YOUR INSTRUCTIONS:
What you return should match the data below exactly, with no pictures in it.

(Extracted records)
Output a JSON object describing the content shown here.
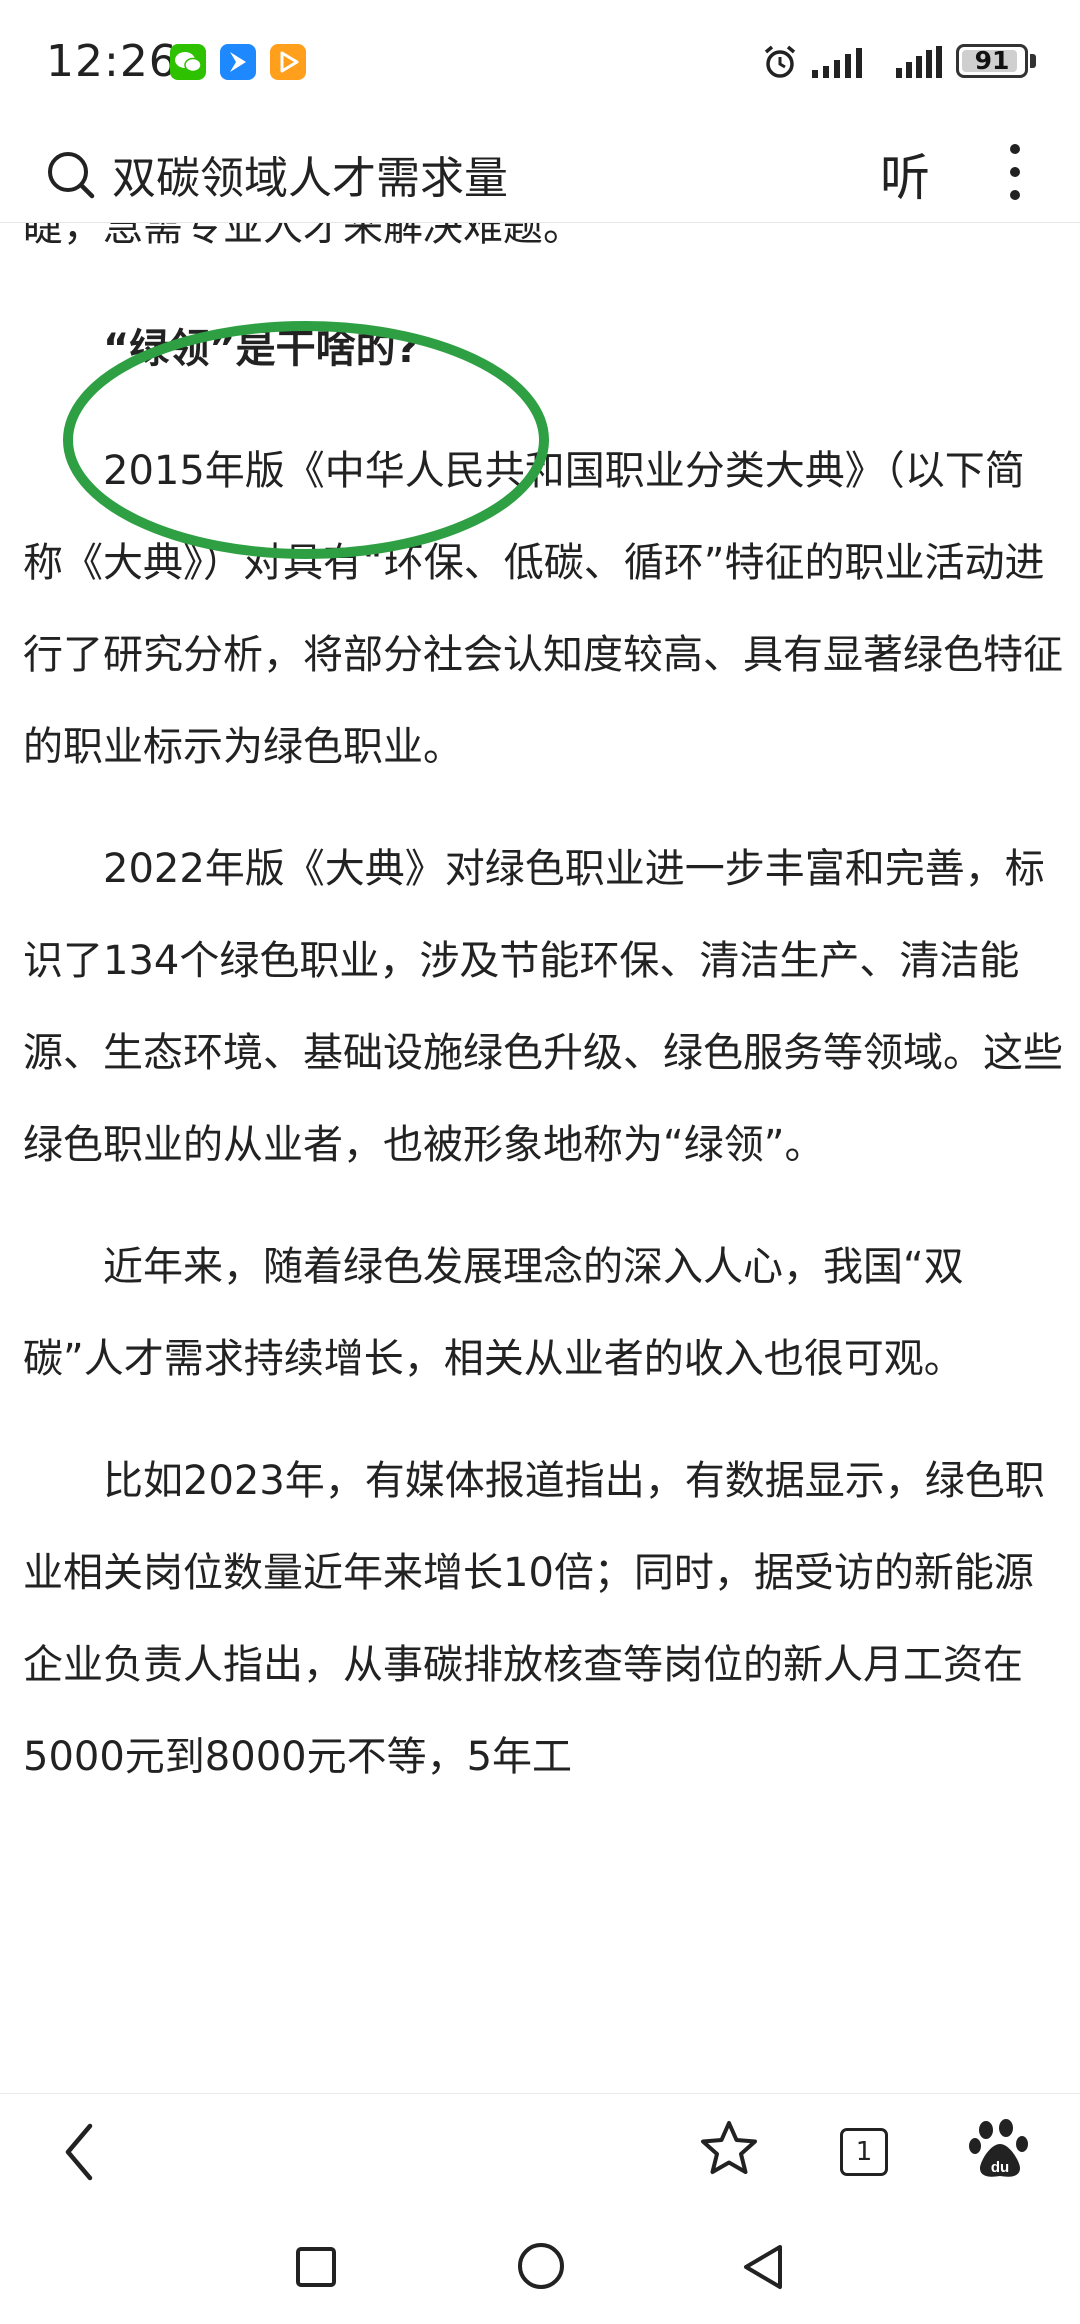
{
  "status_bar": {
    "time": "12:26",
    "battery_level": "91",
    "battery_fraction": 0.91,
    "icons": [
      "wechat-icon",
      "bluebird-app-icon",
      "video-app-icon",
      "alarm-icon",
      "signal-icon",
      "signal-icon",
      "battery-icon"
    ]
  },
  "header": {
    "search_text": "双碳领域人才需求量",
    "listen_label": "听",
    "search_icon": "search-icon",
    "more_icon": "more-vertical-icon"
  },
  "article": {
    "paragraphs": [
      "睫，急需专业人才来解决难题。",
      "“绿领”是干啥的?",
      "2015年版《中华人民共和国职业分类大典》（以下简称《大典》）对具有“环保、低碳、循环”特征的职业活动进行了研究分析，将部分社会认知度较高、具有显著绿色特征的职业标示为绿色职业。",
      "2022年版《大典》对绿色职业进一步丰富和完善，标识了134个绿色职业，涉及节能环保、清洁生产、清洁能源、生态环境、基础设施绿色升级、绿色服务等领域。这些绿色职业的从业者，也被形象地称为“绿领”。",
      "近年来，随着绿色发展理念的深入人心，我国“双碳”人才需求持续增长，相关从业者的收入也很可观。",
      "比如2023年，有媒体报道指出，有数据显示，绿色职业相关岗位数量近年来增长10倍；同时，据受访的新能源企业负责人指出，从事碳排放核查等岗位的新人月工资在5000元到8000元不等，5年工"
    ],
    "highlight_color": "#2ea043"
  },
  "toolbar": {
    "tab_count": "1",
    "icons": [
      "back-arrow-icon",
      "star-icon",
      "tabs-icon",
      "baidu-paw-icon"
    ]
  },
  "nav_bar": {
    "icons": [
      "square-icon",
      "circle-icon",
      "triangle-back-icon"
    ]
  }
}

SOLUTION TO THE PROBLEM:
Output a JSON object describing the content shown here.
{
  "status_bar": {
    "time": "12:26",
    "battery_level": "91",
    "battery_fraction": 0.91,
    "icons": [
      "wechat-icon",
      "bluebird-app-icon",
      "video-app-icon",
      "alarm-icon",
      "signal-icon",
      "signal-icon",
      "battery-icon"
    ]
  },
  "header": {
    "search_text": "双碳领域人才需求量",
    "listen_label": "听",
    "search_icon": "search-icon",
    "more_icon": "more-vertical-icon"
  },
  "article": {
    "paragraphs": [
      "睫，急需专业人才来解决难题。",
      "“绿领”是干啥的?",
      "2015年版《中华人民共和国职业分类大典》（以下简称《大典》）对具有“环保、低碳、循环”特征的职业活动进行了研究分析，将部分社会认知度较高、具有显著绿色特征的职业标示为绿色职业。",
      "2022年版《大典》对绿色职业进一步丰富和完善，标识了134个绿色职业，涉及节能环保、清洁生产、清洁能源、生态环境、基础设施绿色升级、绿色服务等领域。这些绿色职业的从业者，也被形象地称为“绿领”。",
      "近年来，随着绿色发展理念的深入人心，我国“双碳”人才需求持续增长，相关从业者的收入也很可观。",
      "比如2023年，有媒体报道指出，有数据显示，绿色职业相关岗位数量近年来增长10倍；同时，据受访的新能源企业负责人指出，从事碳排放核查等岗位的新人月工资在5000元到8000元不等，5年工"
    ],
    "highlight_color": "#2ea043"
  },
  "toolbar": {
    "tab_count": "1",
    "icons": [
      "back-arrow-icon",
      "star-icon",
      "tabs-icon",
      "baidu-paw-icon"
    ]
  },
  "nav_bar": {
    "icons": [
      "square-icon",
      "circle-icon",
      "triangle-back-icon"
    ]
  }
}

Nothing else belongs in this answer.